Retail employees at the veterinary charity PDSA have been asked to sign new contracts that allow them to be sacked or have their hours cut at short notice as part of a multimillion-pound restructure.
Correspondence between the charity and staff, seen by Third Sector, shows PDSA was predicting a £30m fall in income in March last year, although this has since been revised to about £8m.
The charity made 50 redundancies last year while it was asking staff to agree to a change in the terms and conditions of their contracts, Third Sector understands.
Correspondence sent last year from the charity to retail employees said: “In the event of a temporary loss or reduction of work, PDSA reserves the right to lay you off without pay or alternatively reduce your working hours with a proportionate reduction in pay, for a period determined by PDSA.
“As much notice as reasonably practicable will be given before any period of lay-off or short time working.”
In a separate letter, an employee who did not agree with the new terms was given four weeks’ notice, although the new contract offer remained in place until the end of the notice period.
The charity said the contract changes for retail colleagues, which would apply in the event of temporary loss or reduction of work and where no government support schemes were available, had been introduced and agreed with the vast majority of staff.
PDSA said the move would help safeguard individual jobs and the future of its retail operation, which raised vital income.
The charity did not respond to a question about the number of staff who signed the new contract, but its 2019 accounts show it had 239 full-time employees in its retail operation.
It also would not say how many staff had refused to sign the contract, or whether the clause had been used since it was introduced.
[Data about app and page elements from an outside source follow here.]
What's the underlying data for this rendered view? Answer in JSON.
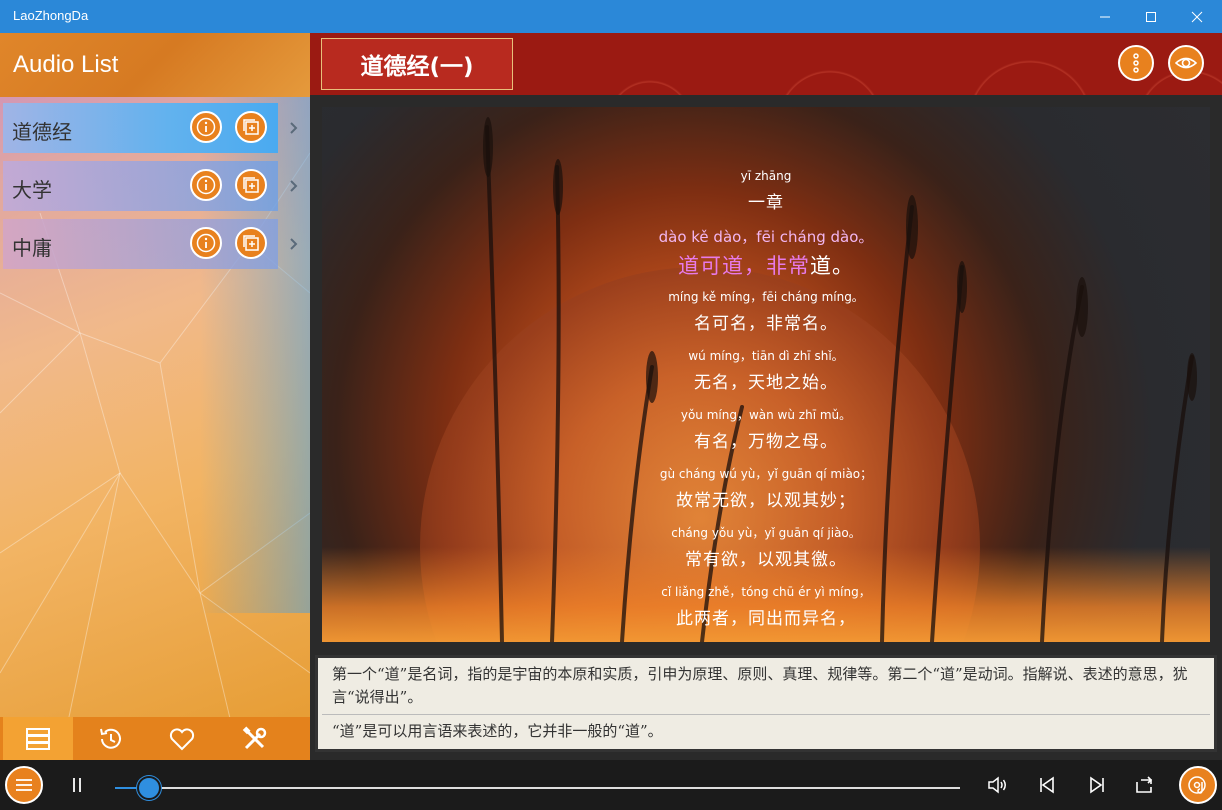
{
  "window": {
    "title": "LaoZhongDa"
  },
  "sidebar": {
    "title": "Audio List",
    "items": [
      {
        "label": "道德经"
      },
      {
        "label": "大学"
      },
      {
        "label": "中庸"
      }
    ],
    "tabs": [
      {
        "icon": "list-icon"
      },
      {
        "icon": "history-icon"
      },
      {
        "icon": "heart-icon"
      },
      {
        "icon": "tools-icon"
      }
    ]
  },
  "main": {
    "title": "道德经(一)",
    "verses": [
      {
        "pinyin": "yī zhāng",
        "hanzi": "一章"
      },
      {
        "pinyin": "dào kě dào，fēi cháng dào。",
        "hanzi_hl": "道可道，非常",
        "hanzi_rest": "道。"
      },
      {
        "pinyin": "míng kě míng，fēi cháng míng。",
        "hanzi": "名可名，非常名。"
      },
      {
        "pinyin": "wú míng，tiān dì zhī shǐ。",
        "hanzi": "无名，天地之始。"
      },
      {
        "pinyin": "yǒu míng，wàn wù zhī mǔ。",
        "hanzi": "有名，万物之母。"
      },
      {
        "pinyin": "gù cháng wú yù，yǐ guān qí miào；",
        "hanzi": "故常无欲，以观其妙；"
      },
      {
        "pinyin": "cháng yǒu yù，yǐ guān qí jiào。",
        "hanzi": "常有欲，以观其徼。"
      },
      {
        "pinyin": "cǐ liǎng zhě，tóng chū ér yì míng，",
        "hanzi": "此两者，同出而异名，"
      }
    ],
    "note_explanation": "第一个“道”是名词，指的是宇宙的本原和实质，引申为原理、原则、真理、规律等。第二个“道”是动词。指解说、表述的意思，犹言“说得出”。",
    "note_translation": "“道”是可以用言语来表述的，它并非一般的“道”。"
  },
  "player": {
    "progress": 0.04,
    "state": "playing"
  },
  "colors": {
    "accent": "#e8811e",
    "titlebar": "#2b88d8",
    "header_red": "#9b1a12",
    "highlight": "#e77ae8",
    "progress": "#2f8fe0"
  }
}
A spokesperson for the charity said: “Like the vast majority of charities, the pandemic has hit PDSA hard.
“Virtually all of the charity’s income and fundraising activities have been impacted, while at the same time demand for our veterinary services has increased.
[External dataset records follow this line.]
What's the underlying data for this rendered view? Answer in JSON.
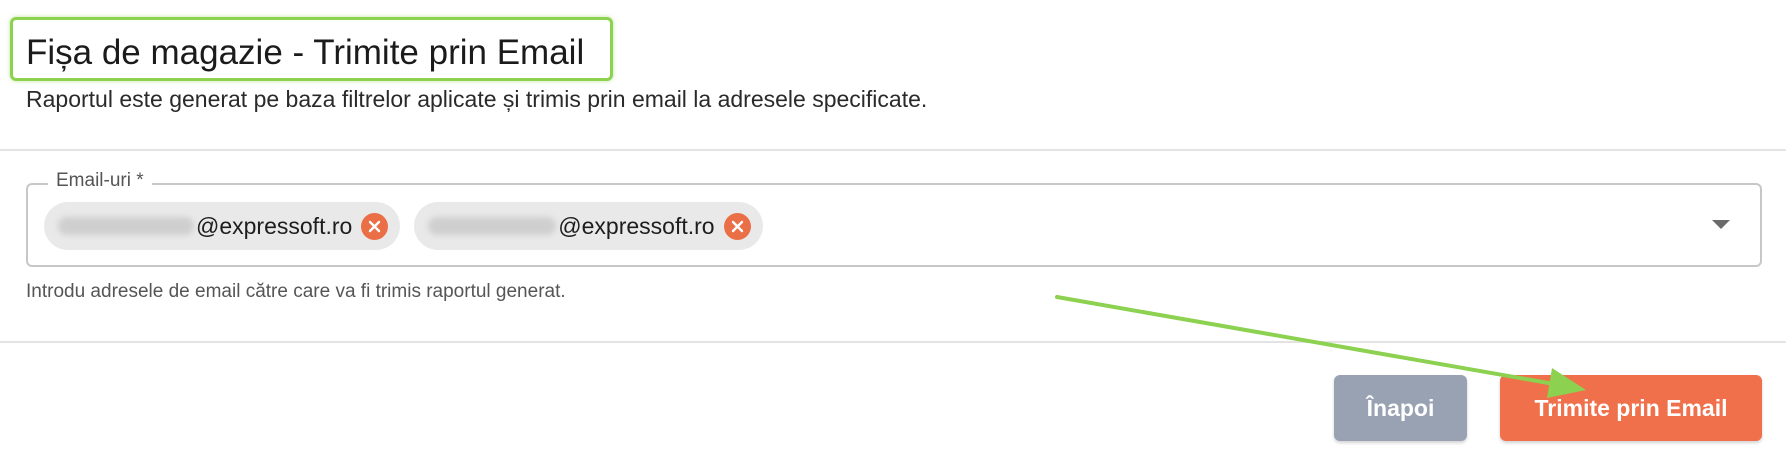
{
  "header": {
    "title": "Fișa de magazie - Trimite prin Email",
    "subtitle": "Raportul este generat pe baza filtrelor aplicate și trimis prin email la adresele specificate."
  },
  "email_field": {
    "label": "Email-uri *",
    "chips": [
      {
        "domain_part": "@expressoft.ro",
        "local_part_redacted": true
      },
      {
        "domain_part": "@expressoft.ro",
        "local_part_redacted": true
      }
    ],
    "helper_text": "Introdu adresele de email către care va fi trimis raportul generat."
  },
  "actions": {
    "back_label": "Înapoi",
    "send_label": "Trimite prin Email"
  },
  "colors": {
    "highlight": "#8cd150",
    "chip_remove": "#ea6f47",
    "back_button": "#98a2b3",
    "send_button": "#ef704a"
  }
}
“We took decisive action to adapt our plans as a result of the pandemic and made sure we had the right structures and affordable cost base to deliver those plans so that we could be here for pets and people in need for many more years to come.
“Changes to structures were implemented in the autumn following a robust consultation process where we worked proactively to minimise the impact on individuals and we were able to provide alternative employment in many cases.”
The charity said the decision to restructure some parts of the organisation was not taken lightly and it deeply regretted the impact on affected colleagues.